I worked as an onboard biologist for one season out of Victoria and, like any job, it had its low points but looking back I remember spending my day roaming around a gorgeous bit of the world looking at orcas and other marine life.
That sounds all right.
I always seem to find an ethical problem in my paid pursuits. With whale watching I had trouble feeling good about being part of a fleet of high-powered motor boats following a pod of endangered whales around day in and day out.
There are two kinds of orcas seen in the Pacific northwest – residents and transients.
Residents are large family groups of killer whales that eat salmon exclusively. There are three resident pods that stick around the Coast Salish Sea between Seattle in the south and the Georgia Strait up to about Vancouver in the north, with lots of roaming beyond that home area.
I've been keeping an eye on the industry and noted a few births in the resident pods this year. That's good news as this group is listed as endangered with just under 90 whales divided between three pods.
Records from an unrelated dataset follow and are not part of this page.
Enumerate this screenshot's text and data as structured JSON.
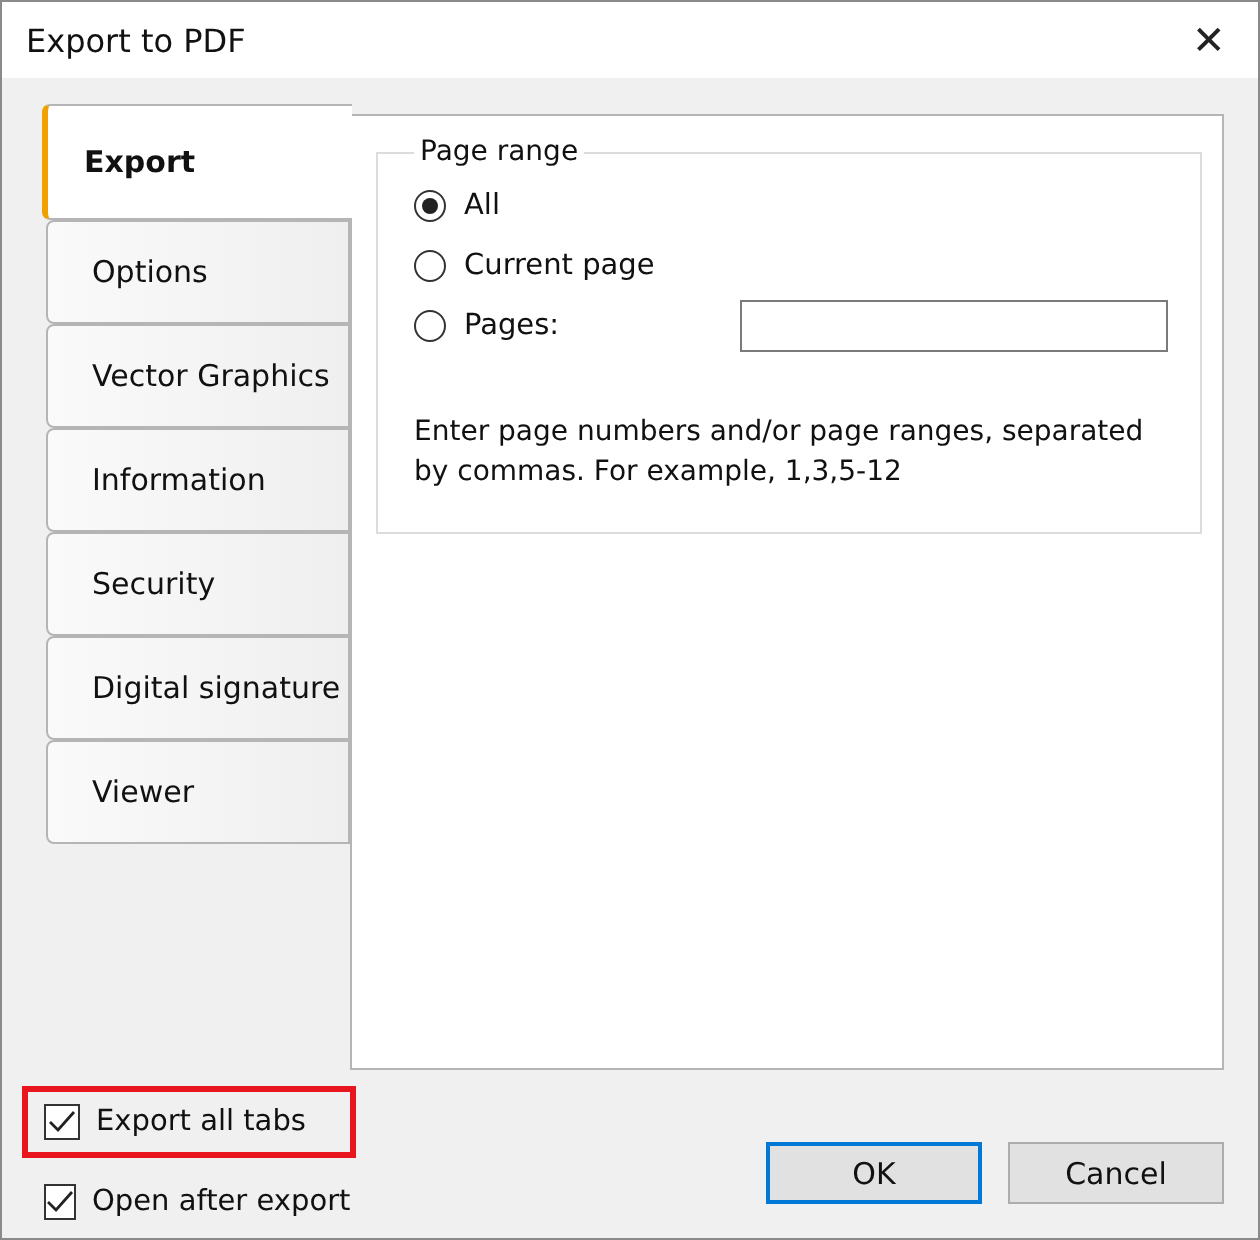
{
  "window": {
    "title": "Export to PDF",
    "close": "✕"
  },
  "tabs": [
    {
      "label": "Export",
      "selected": true
    },
    {
      "label": "Options",
      "selected": false
    },
    {
      "label": "Vector Graphics",
      "selected": false
    },
    {
      "label": "Information",
      "selected": false
    },
    {
      "label": "Security",
      "selected": false
    },
    {
      "label": "Digital signature",
      "selected": false
    },
    {
      "label": "Viewer",
      "selected": false
    }
  ],
  "page_range": {
    "title": "Page range",
    "options": [
      {
        "label": "All",
        "selected": true,
        "kind": "plain"
      },
      {
        "label": "Current page",
        "selected": false,
        "kind": "plain"
      },
      {
        "label": "Pages:",
        "selected": false,
        "kind": "input"
      }
    ],
    "hint": "Enter page numbers and/or page ranges, separated by commas. For example, 1,3,5-12"
  },
  "checkboxes": [
    {
      "label": "Export all tabs",
      "checked": true,
      "highlighted": true
    },
    {
      "label": "Open after export",
      "checked": true,
      "highlighted": false
    }
  ],
  "buttons": [
    {
      "label": "OK",
      "default": true
    },
    {
      "label": "Cancel",
      "default": false
    }
  ]
}
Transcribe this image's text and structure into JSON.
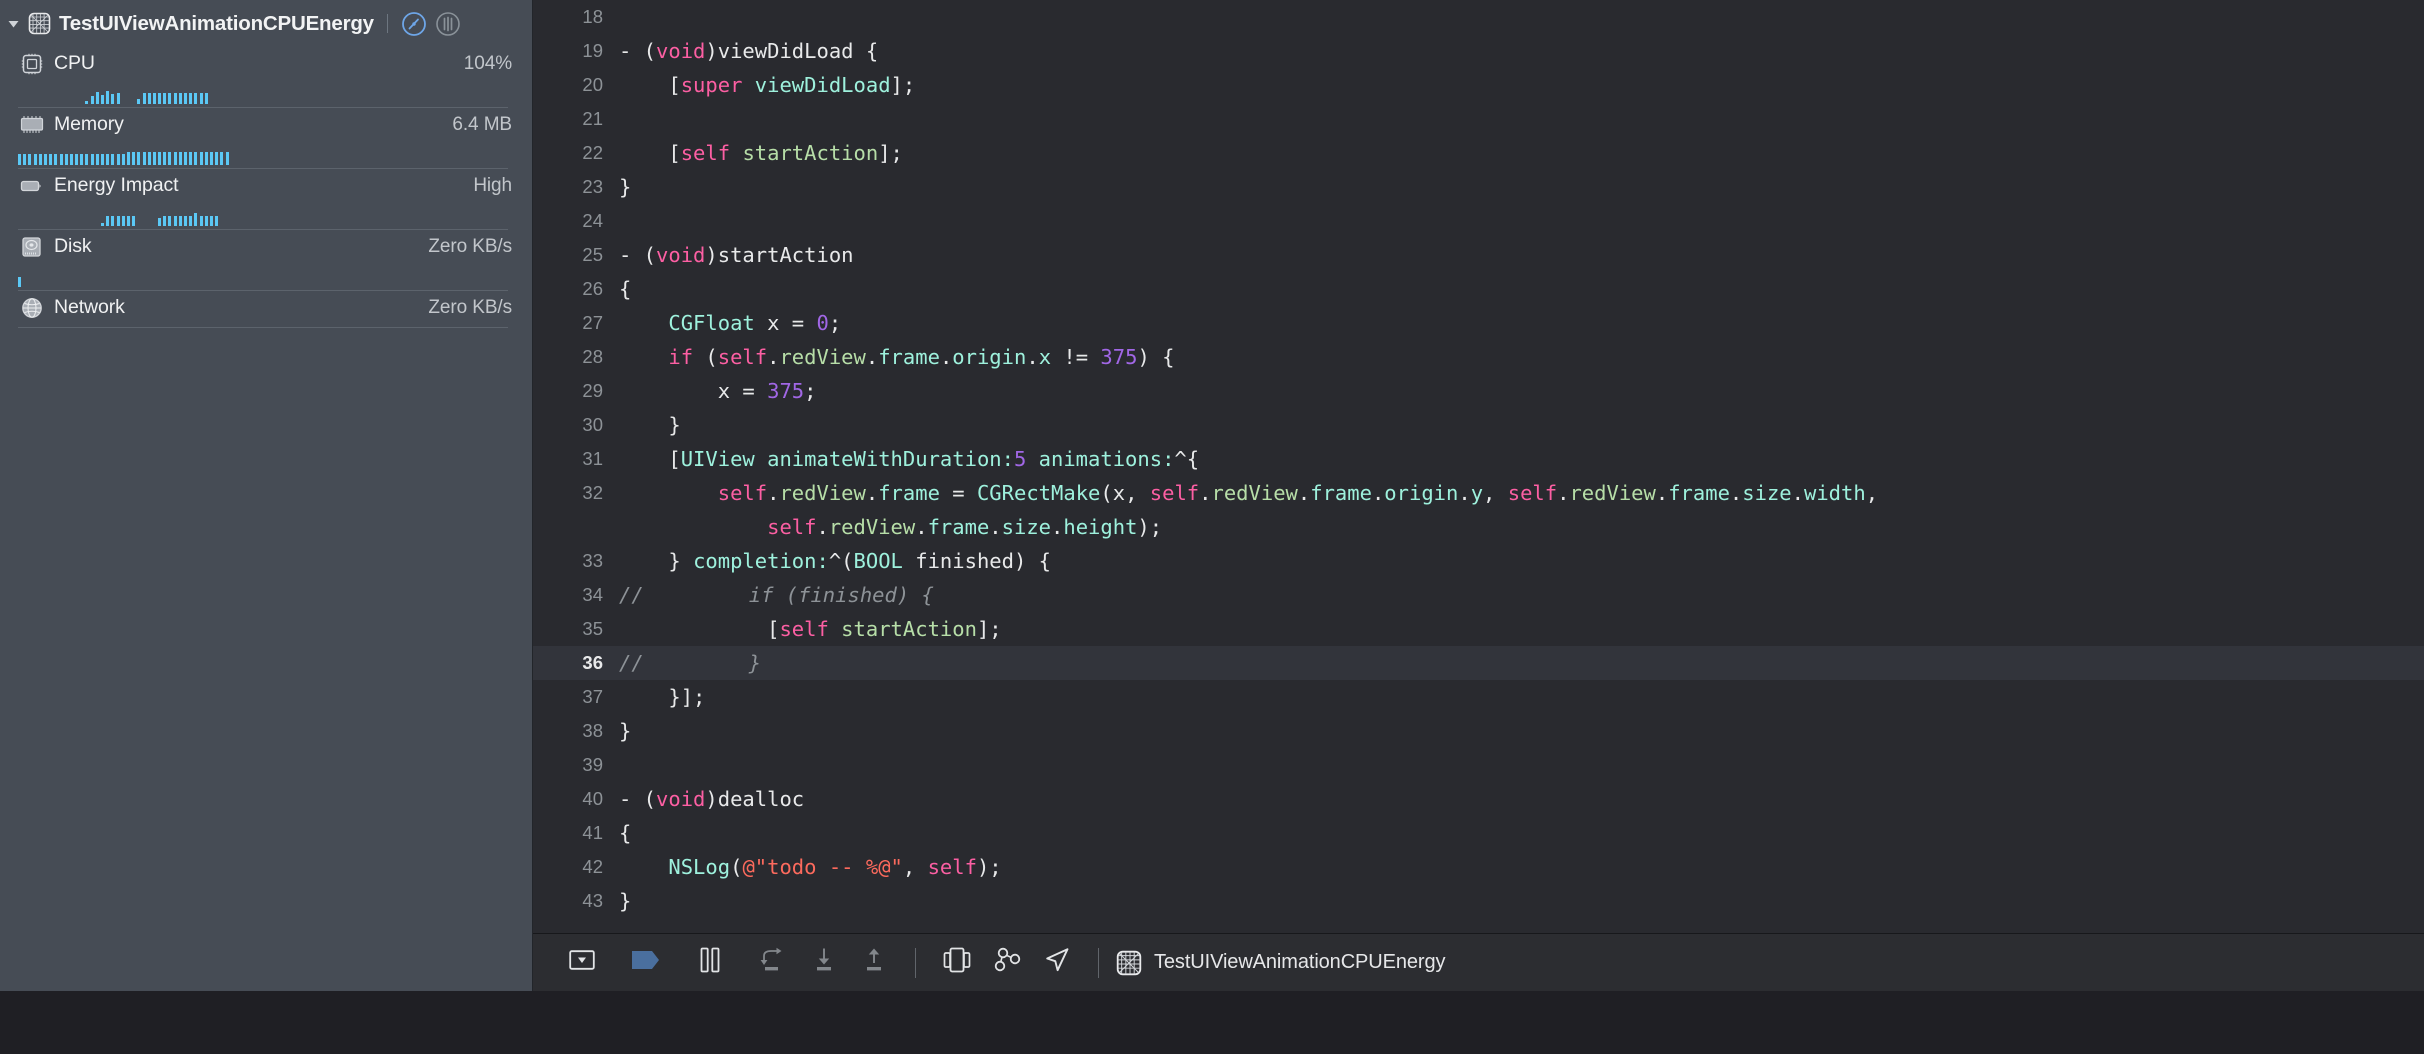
{
  "navigator": {
    "process_title": "TestUIViewAnimationCPUEnergy",
    "app_icon_name": "app-bundle-icon",
    "disclosure_icon_name": "disclosure-triangle-open-icon",
    "gauge_buttons": [
      {
        "name": "gauges-view-button",
        "icon": "gauge-icon",
        "active": true
      },
      {
        "name": "reports-view-button",
        "icon": "bars-icon",
        "active": false
      }
    ],
    "metrics": [
      {
        "label": "CPU",
        "value": "104%",
        "icon": "cpu-chip-icon",
        "spark": [
          0,
          0,
          0,
          0,
          0,
          0,
          0,
          0,
          0,
          0,
          0,
          0,
          0,
          3,
          8,
          12,
          9,
          13,
          10,
          11,
          0,
          0,
          0,
          5,
          11,
          11,
          11,
          11,
          11,
          11,
          11,
          11,
          11,
          11,
          11,
          11,
          11
        ],
        "has_spark": true
      },
      {
        "label": "Memory",
        "value": "6.4 MB",
        "icon": "memory-chip-icon",
        "spark": [
          11,
          11,
          11,
          11,
          11,
          11,
          11,
          11,
          11,
          11,
          11,
          11,
          11,
          11,
          11,
          11,
          11,
          11,
          11,
          11,
          11,
          13,
          13,
          13,
          13,
          13,
          13,
          13,
          13,
          13,
          13,
          13,
          13,
          13,
          13,
          13,
          13,
          13,
          13,
          13,
          13
        ],
        "has_spark": true,
        "spark_from_left": true
      },
      {
        "label": "Energy Impact",
        "value": "High",
        "icon": "battery-icon",
        "spark": [
          0,
          0,
          0,
          0,
          0,
          0,
          0,
          0,
          0,
          0,
          0,
          0,
          0,
          0,
          0,
          0,
          3,
          10,
          10,
          10,
          10,
          10,
          10,
          0,
          0,
          0,
          0,
          8,
          10,
          10,
          10,
          10,
          10,
          10,
          13,
          10,
          10,
          10,
          10
        ],
        "has_spark": true
      },
      {
        "label": "Disk",
        "value": "Zero KB/s",
        "icon": "disk-drive-icon",
        "spark": [
          10
        ],
        "has_spark": true,
        "spark_from_left": true
      },
      {
        "label": "Network",
        "value": "Zero KB/s",
        "icon": "network-globe-icon",
        "spark": [],
        "has_spark": false
      }
    ]
  },
  "editor": {
    "lines": [
      {
        "n": "18",
        "comment_mark": "",
        "tokens": []
      },
      {
        "n": "19",
        "comment_mark": "",
        "tokens": [
          {
            "t": "- (",
            "c": "plain"
          },
          {
            "t": "void",
            "c": "k"
          },
          {
            "t": ")viewDidLoad {",
            "c": "plain"
          }
        ]
      },
      {
        "n": "20",
        "comment_mark": "",
        "tokens": [
          {
            "t": "    [",
            "c": "plain"
          },
          {
            "t": "super",
            "c": "k"
          },
          {
            "t": " ",
            "c": "plain"
          },
          {
            "t": "viewDidLoad",
            "c": "cls"
          },
          {
            "t": "];",
            "c": "plain"
          }
        ]
      },
      {
        "n": "21",
        "comment_mark": "",
        "tokens": []
      },
      {
        "n": "22",
        "comment_mark": "",
        "tokens": [
          {
            "t": "    [",
            "c": "plain"
          },
          {
            "t": "self",
            "c": "k"
          },
          {
            "t": " ",
            "c": "plain"
          },
          {
            "t": "startAction",
            "c": "prop"
          },
          {
            "t": "];",
            "c": "plain"
          }
        ]
      },
      {
        "n": "23",
        "comment_mark": "",
        "tokens": [
          {
            "t": "}",
            "c": "plain"
          }
        ]
      },
      {
        "n": "24",
        "comment_mark": "",
        "tokens": []
      },
      {
        "n": "25",
        "comment_mark": "",
        "tokens": [
          {
            "t": "- (",
            "c": "plain"
          },
          {
            "t": "void",
            "c": "k"
          },
          {
            "t": ")startAction",
            "c": "plain"
          }
        ]
      },
      {
        "n": "26",
        "comment_mark": "",
        "tokens": [
          {
            "t": "{",
            "c": "plain"
          }
        ]
      },
      {
        "n": "27",
        "comment_mark": "",
        "tokens": [
          {
            "t": "    ",
            "c": "plain"
          },
          {
            "t": "CGFloat",
            "c": "cls"
          },
          {
            "t": " x = ",
            "c": "plain"
          },
          {
            "t": "0",
            "c": "num"
          },
          {
            "t": ";",
            "c": "plain"
          }
        ]
      },
      {
        "n": "28",
        "comment_mark": "",
        "tokens": [
          {
            "t": "    ",
            "c": "plain"
          },
          {
            "t": "if",
            "c": "k"
          },
          {
            "t": " (",
            "c": "plain"
          },
          {
            "t": "self",
            "c": "k"
          },
          {
            "t": ".",
            "c": "plain"
          },
          {
            "t": "redView",
            "c": "prop"
          },
          {
            "t": ".",
            "c": "plain"
          },
          {
            "t": "frame",
            "c": "cls"
          },
          {
            "t": ".",
            "c": "plain"
          },
          {
            "t": "origin",
            "c": "cls"
          },
          {
            "t": ".",
            "c": "plain"
          },
          {
            "t": "x",
            "c": "cls"
          },
          {
            "t": " != ",
            "c": "plain"
          },
          {
            "t": "375",
            "c": "num"
          },
          {
            "t": ") {",
            "c": "plain"
          }
        ]
      },
      {
        "n": "29",
        "comment_mark": "",
        "tokens": [
          {
            "t": "        x = ",
            "c": "plain"
          },
          {
            "t": "375",
            "c": "num"
          },
          {
            "t": ";",
            "c": "plain"
          }
        ]
      },
      {
        "n": "30",
        "comment_mark": "",
        "tokens": [
          {
            "t": "    }",
            "c": "plain"
          }
        ]
      },
      {
        "n": "31",
        "comment_mark": "",
        "tokens": [
          {
            "t": "    [",
            "c": "plain"
          },
          {
            "t": "UIView",
            "c": "cls"
          },
          {
            "t": " ",
            "c": "plain"
          },
          {
            "t": "animateWithDuration:",
            "c": "cls"
          },
          {
            "t": "5",
            "c": "num"
          },
          {
            "t": " ",
            "c": "plain"
          },
          {
            "t": "animations:",
            "c": "cls"
          },
          {
            "t": "^{",
            "c": "plain"
          }
        ]
      },
      {
        "n": "32",
        "comment_mark": "",
        "tokens": [
          {
            "t": "        ",
            "c": "plain"
          },
          {
            "t": "self",
            "c": "k"
          },
          {
            "t": ".",
            "c": "plain"
          },
          {
            "t": "redView",
            "c": "prop"
          },
          {
            "t": ".",
            "c": "plain"
          },
          {
            "t": "frame",
            "c": "cls"
          },
          {
            "t": " = ",
            "c": "plain"
          },
          {
            "t": "CGRectMake",
            "c": "cls"
          },
          {
            "t": "(x, ",
            "c": "plain"
          },
          {
            "t": "self",
            "c": "k"
          },
          {
            "t": ".",
            "c": "plain"
          },
          {
            "t": "redView",
            "c": "prop"
          },
          {
            "t": ".",
            "c": "plain"
          },
          {
            "t": "frame",
            "c": "cls"
          },
          {
            "t": ".",
            "c": "plain"
          },
          {
            "t": "origin",
            "c": "cls"
          },
          {
            "t": ".",
            "c": "plain"
          },
          {
            "t": "y",
            "c": "cls"
          },
          {
            "t": ", ",
            "c": "plain"
          },
          {
            "t": "self",
            "c": "k"
          },
          {
            "t": ".",
            "c": "plain"
          },
          {
            "t": "redView",
            "c": "prop"
          },
          {
            "t": ".",
            "c": "plain"
          },
          {
            "t": "frame",
            "c": "cls"
          },
          {
            "t": ".",
            "c": "plain"
          },
          {
            "t": "size",
            "c": "cls"
          },
          {
            "t": ".",
            "c": "plain"
          },
          {
            "t": "width",
            "c": "cls"
          },
          {
            "t": ",",
            "c": "plain"
          }
        ]
      },
      {
        "n": "",
        "comment_mark": "",
        "wrap": true,
        "tokens": [
          {
            "t": "            ",
            "c": "plain"
          },
          {
            "t": "self",
            "c": "k"
          },
          {
            "t": ".",
            "c": "plain"
          },
          {
            "t": "redView",
            "c": "prop"
          },
          {
            "t": ".",
            "c": "plain"
          },
          {
            "t": "frame",
            "c": "cls"
          },
          {
            "t": ".",
            "c": "plain"
          },
          {
            "t": "size",
            "c": "cls"
          },
          {
            "t": ".",
            "c": "plain"
          },
          {
            "t": "height",
            "c": "cls"
          },
          {
            "t": ");",
            "c": "plain"
          }
        ]
      },
      {
        "n": "33",
        "comment_mark": "",
        "tokens": [
          {
            "t": "    } ",
            "c": "plain"
          },
          {
            "t": "completion:",
            "c": "cls"
          },
          {
            "t": "^(",
            "c": "plain"
          },
          {
            "t": "BOOL",
            "c": "cls"
          },
          {
            "t": " finished) {",
            "c": "plain"
          }
        ]
      },
      {
        "n": "34",
        "comment_mark": "//",
        "tokens": [
          {
            "t": "        if (finished) {",
            "c": "cmt"
          }
        ]
      },
      {
        "n": "35",
        "comment_mark": "",
        "tokens": [
          {
            "t": "            [",
            "c": "plain"
          },
          {
            "t": "self",
            "c": "k"
          },
          {
            "t": " ",
            "c": "plain"
          },
          {
            "t": "startAction",
            "c": "prop"
          },
          {
            "t": "];",
            "c": "plain"
          }
        ]
      },
      {
        "n": "36",
        "comment_mark": "//",
        "current": true,
        "tokens": [
          {
            "t": "        }",
            "c": "cmt"
          }
        ]
      },
      {
        "n": "37",
        "comment_mark": "",
        "tokens": [
          {
            "t": "    }];",
            "c": "plain"
          }
        ]
      },
      {
        "n": "38",
        "comment_mark": "",
        "tokens": [
          {
            "t": "}",
            "c": "plain"
          }
        ]
      },
      {
        "n": "39",
        "comment_mark": "",
        "tokens": []
      },
      {
        "n": "40",
        "comment_mark": "",
        "tokens": [
          {
            "t": "- (",
            "c": "plain"
          },
          {
            "t": "void",
            "c": "k"
          },
          {
            "t": ")dealloc",
            "c": "plain"
          }
        ]
      },
      {
        "n": "41",
        "comment_mark": "",
        "tokens": [
          {
            "t": "{",
            "c": "plain"
          }
        ]
      },
      {
        "n": "42",
        "comment_mark": "",
        "tokens": [
          {
            "t": "    ",
            "c": "plain"
          },
          {
            "t": "NSLog",
            "c": "cls"
          },
          {
            "t": "(",
            "c": "plain"
          },
          {
            "t": "@\"todo -- %@\"",
            "c": "str"
          },
          {
            "t": ", ",
            "c": "plain"
          },
          {
            "t": "self",
            "c": "k"
          },
          {
            "t": ");",
            "c": "plain"
          }
        ]
      },
      {
        "n": "43",
        "comment_mark": "",
        "tokens": [
          {
            "t": "}",
            "c": "plain"
          }
        ]
      }
    ]
  },
  "debug_bar": {
    "buttons": [
      {
        "name": "hide-debug-area-button",
        "icon": "hide-debug-area-icon",
        "state": "enabled"
      },
      {
        "name": "activate-breakpoints-button",
        "icon": "breakpoint-flag-icon",
        "state": "active"
      },
      {
        "name": "pause-button",
        "icon": "pause-icon",
        "state": "enabled"
      },
      {
        "name": "step-over-button",
        "icon": "step-over-icon",
        "state": "disabled"
      },
      {
        "name": "step-into-button",
        "icon": "step-into-icon",
        "state": "disabled"
      },
      {
        "name": "step-out-button",
        "icon": "step-out-icon",
        "state": "disabled"
      },
      {
        "name": "debug-view-hierarchy-button",
        "icon": "view-hierarchy-icon",
        "state": "enabled"
      },
      {
        "name": "debug-memory-graph-button",
        "icon": "memory-graph-icon",
        "state": "enabled"
      },
      {
        "name": "simulate-location-button",
        "icon": "location-arrow-icon",
        "state": "enabled"
      }
    ],
    "process_name": "TestUIViewAnimationCPUEnergy",
    "process_icon": "app-bundle-icon"
  },
  "colors": {
    "navigator_bg": "#464c55",
    "editor_bg": "#292a2f",
    "current_line_bg": "#32343b",
    "debug_bar_bg": "#2c2d31",
    "spark_blue": "#5bc8f5",
    "breakpoint_blue": "#4a6f9e",
    "keyword_pink": "#fc5fa3",
    "type_teal": "#9ef1dd",
    "property_green": "#b7dea8",
    "number_purple": "#a167e6",
    "string_red": "#fc6a5d",
    "comment_gray": "#8d9297"
  }
}
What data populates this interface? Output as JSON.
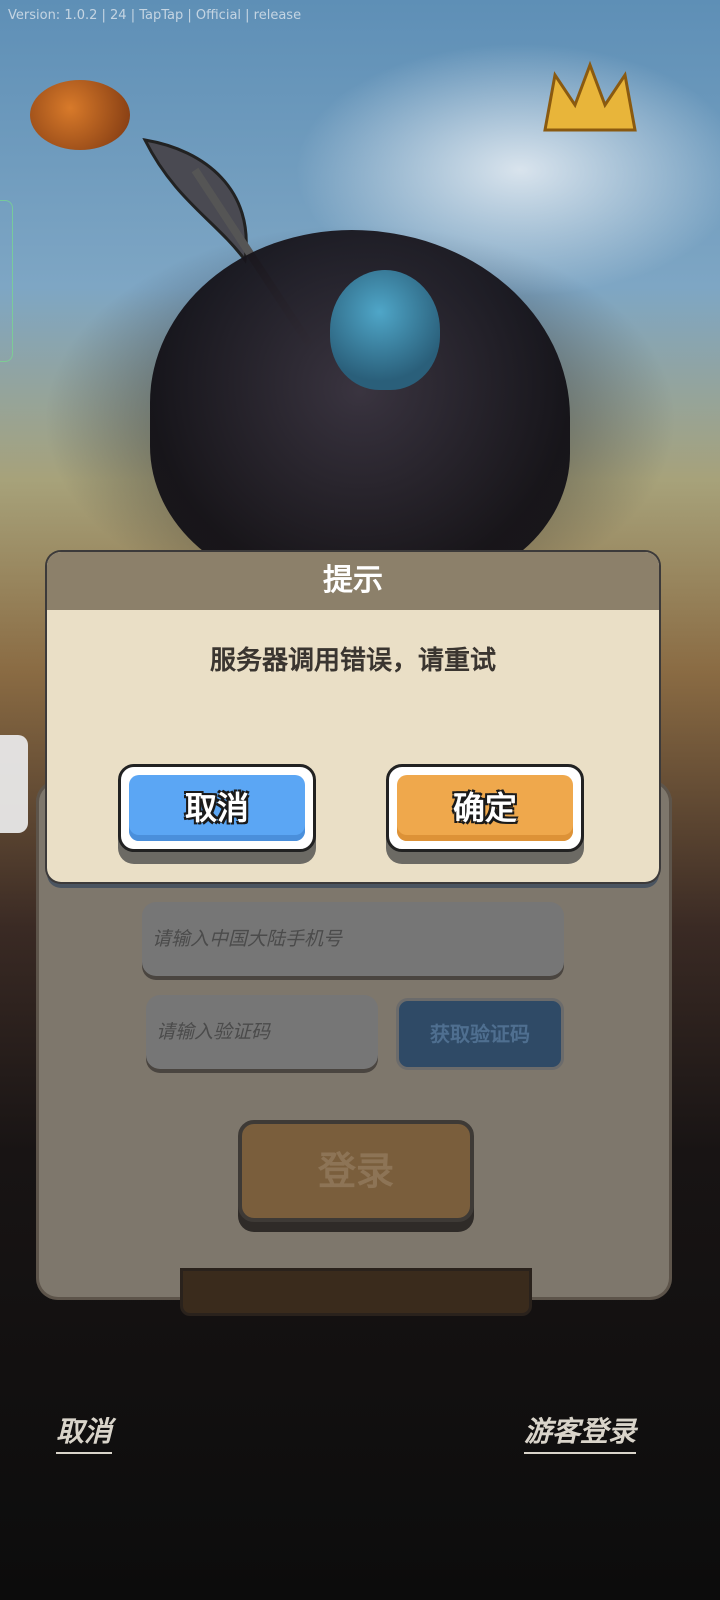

The two biggest threats to the animals are pollution and dwindling salmon stocks.
The baby above was born the year I was on the water, 2006.
This spring there have been a lot of transient killer whale sightings. The transients travel far and wide in smaller groups (often a single female with one or two of her offspring, or lone males) and hunt marine mammals.
The most interesting website I came across is the Cascadia Research project that's following the movements of the transients here.
The other whales commonly seen in this region are the minke, grey and humpback whales, baleen feeders that strain small sea life through what amounts to sieves in their mouths.
This is the nose of a mature female humpback whale. She hung out between Victoria Harbour and Race Rocks with her calf for several weeks in October 2006.
There was a grey whale sighting in the Alberni Inlet just a few weeks ago. Highly unusual but indicates the health of the formerly industrial waterfront is improving.
The paper mill used to dump wood fibre into the Inlet and it formed a thick mat on the ocean floor, choking out life. A few years back people looked into whether it could be removed as a restoration project but found that now a new layer has settled over top and marine life has colonized this sub-sea floor again. Disturbing the new habitat would be too damaging, they decided.
Grey whales scoop mud from the bottom and strain the edible bits out of it. I wonder if that whale was able to do that or if it left the Inlet hungry.